Daniel Pipes writes in the spring Middle East Quarterly (thanks to Rebecca Bynum) about the surprising attitudes of Palestinians living in Israel:
In the Palestinian Authority’s (PA) elections that took place in January 2005, a significant percentage of Arab Jerusalemites stayed away from the polls out of concern that voting in them might jeopardize their status as residents of Israel. For example, the Associated Press quoted one Rabi Mimi, a 28-year-old truck driver, who expressed strong support for Mahmoud Abbas but said he had no plans to vote: “I can’t vote. I’m afraid I’ll get into trouble. I don’t want to take any chances.” Asked if he would vote, a taxi driver responded with indignation, “Are you kidding? To bring a corrupt [Palestinian] Authority here.
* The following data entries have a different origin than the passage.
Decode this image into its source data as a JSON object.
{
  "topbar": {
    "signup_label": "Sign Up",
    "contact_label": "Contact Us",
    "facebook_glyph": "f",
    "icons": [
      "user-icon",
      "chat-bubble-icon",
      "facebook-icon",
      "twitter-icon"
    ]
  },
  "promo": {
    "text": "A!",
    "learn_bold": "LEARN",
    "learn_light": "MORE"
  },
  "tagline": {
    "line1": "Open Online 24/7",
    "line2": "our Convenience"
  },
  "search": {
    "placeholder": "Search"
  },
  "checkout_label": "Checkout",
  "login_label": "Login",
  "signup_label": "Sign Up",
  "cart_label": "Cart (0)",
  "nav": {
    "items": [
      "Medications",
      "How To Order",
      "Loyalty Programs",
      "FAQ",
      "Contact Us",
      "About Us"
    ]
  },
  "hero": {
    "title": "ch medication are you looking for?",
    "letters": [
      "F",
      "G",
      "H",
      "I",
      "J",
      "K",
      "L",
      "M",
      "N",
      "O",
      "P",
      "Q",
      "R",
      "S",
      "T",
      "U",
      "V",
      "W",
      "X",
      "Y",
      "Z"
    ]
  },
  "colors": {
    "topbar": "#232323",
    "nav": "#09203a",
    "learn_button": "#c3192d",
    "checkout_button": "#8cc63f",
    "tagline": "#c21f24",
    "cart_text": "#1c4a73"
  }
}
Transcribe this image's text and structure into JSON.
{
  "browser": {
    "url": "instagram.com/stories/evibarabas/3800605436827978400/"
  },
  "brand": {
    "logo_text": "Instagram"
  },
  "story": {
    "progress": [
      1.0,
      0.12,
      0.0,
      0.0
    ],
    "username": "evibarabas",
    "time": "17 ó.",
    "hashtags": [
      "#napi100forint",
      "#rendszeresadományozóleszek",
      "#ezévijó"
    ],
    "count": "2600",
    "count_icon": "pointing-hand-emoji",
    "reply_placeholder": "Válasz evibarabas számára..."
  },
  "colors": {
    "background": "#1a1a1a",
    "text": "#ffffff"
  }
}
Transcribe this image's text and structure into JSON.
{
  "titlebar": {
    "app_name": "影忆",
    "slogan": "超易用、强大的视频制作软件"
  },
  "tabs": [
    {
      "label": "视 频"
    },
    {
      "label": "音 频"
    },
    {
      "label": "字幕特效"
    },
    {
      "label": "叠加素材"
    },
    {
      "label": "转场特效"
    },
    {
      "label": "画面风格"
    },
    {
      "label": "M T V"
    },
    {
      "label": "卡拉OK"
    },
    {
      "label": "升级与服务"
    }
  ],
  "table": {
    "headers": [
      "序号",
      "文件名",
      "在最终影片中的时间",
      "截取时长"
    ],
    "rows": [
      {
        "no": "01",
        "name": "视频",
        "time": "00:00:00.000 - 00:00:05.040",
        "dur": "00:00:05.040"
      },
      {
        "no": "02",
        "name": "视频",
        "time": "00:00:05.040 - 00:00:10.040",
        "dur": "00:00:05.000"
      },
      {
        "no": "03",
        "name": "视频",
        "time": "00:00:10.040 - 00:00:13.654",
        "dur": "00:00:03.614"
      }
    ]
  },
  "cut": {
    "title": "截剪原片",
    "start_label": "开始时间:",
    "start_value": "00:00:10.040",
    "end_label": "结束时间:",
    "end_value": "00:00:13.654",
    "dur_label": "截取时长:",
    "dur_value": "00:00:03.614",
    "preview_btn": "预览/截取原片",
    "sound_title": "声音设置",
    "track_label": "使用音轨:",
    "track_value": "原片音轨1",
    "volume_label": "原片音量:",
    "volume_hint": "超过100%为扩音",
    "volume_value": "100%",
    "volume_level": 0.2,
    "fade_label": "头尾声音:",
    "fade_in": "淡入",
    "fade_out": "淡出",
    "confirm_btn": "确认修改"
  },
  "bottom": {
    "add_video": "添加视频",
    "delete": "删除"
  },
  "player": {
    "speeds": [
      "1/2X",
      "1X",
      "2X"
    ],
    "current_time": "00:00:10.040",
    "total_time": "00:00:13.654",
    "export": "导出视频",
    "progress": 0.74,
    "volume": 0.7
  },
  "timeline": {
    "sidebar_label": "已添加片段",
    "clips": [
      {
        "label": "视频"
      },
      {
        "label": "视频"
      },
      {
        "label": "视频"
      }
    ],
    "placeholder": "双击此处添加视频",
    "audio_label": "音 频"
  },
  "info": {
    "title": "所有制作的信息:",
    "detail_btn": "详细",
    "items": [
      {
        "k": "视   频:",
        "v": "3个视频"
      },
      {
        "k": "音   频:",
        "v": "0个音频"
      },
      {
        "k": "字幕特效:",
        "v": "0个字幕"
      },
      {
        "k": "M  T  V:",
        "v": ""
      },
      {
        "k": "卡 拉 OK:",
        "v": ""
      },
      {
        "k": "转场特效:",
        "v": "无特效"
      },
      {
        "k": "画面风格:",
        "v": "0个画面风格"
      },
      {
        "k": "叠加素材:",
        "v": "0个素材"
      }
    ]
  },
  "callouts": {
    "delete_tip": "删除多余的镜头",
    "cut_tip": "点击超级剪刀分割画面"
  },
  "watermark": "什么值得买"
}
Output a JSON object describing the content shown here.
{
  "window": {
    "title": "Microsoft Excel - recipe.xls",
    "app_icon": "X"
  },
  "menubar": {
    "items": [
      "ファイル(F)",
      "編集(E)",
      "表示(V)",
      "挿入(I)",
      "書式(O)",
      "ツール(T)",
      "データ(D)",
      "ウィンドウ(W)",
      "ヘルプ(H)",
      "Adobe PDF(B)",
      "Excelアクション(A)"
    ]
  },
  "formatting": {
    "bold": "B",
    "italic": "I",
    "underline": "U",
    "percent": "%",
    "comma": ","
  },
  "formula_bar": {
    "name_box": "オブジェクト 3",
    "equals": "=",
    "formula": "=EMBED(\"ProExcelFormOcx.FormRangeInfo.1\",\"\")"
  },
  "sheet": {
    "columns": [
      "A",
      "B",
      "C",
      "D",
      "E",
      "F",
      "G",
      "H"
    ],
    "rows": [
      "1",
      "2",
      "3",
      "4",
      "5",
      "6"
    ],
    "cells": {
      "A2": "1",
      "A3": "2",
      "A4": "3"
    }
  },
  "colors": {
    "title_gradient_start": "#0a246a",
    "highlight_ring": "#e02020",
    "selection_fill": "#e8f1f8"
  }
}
This is just what we are missing.”
This reluctance””as well as administrative incompetence””helped explain why, in the words of the Jerusalem Post, “at several balloting locations in the city [of Jerusalem], there were more foreign election observers, journalists, and police forces out than voters.” It also explains why, in the previous PA election in 1996, a mere 10 percent of Jerusalem’s eligible population voted, far lower than the proportions elsewhere.
At first blush surprising, the worry about jeopardizing Israeli residency turns out to be widespread among the Palestinians in Israel. When given a choice of living under Zionist or Palestinian rule, they decidedly prefer the former….
Pro-Israel expressions fall into two main categories: preferring to remain under Israel rule and praising Israel as better than Arab regimes….
After a detailed discussion Pipes concludes:
In word and deed, then, even Palestinians acknowledge Israel as the most civilized state in the Middle East. Amid the gloom of today’s political extremism and terrorism, this fact offers wisps of hope.
Read it all.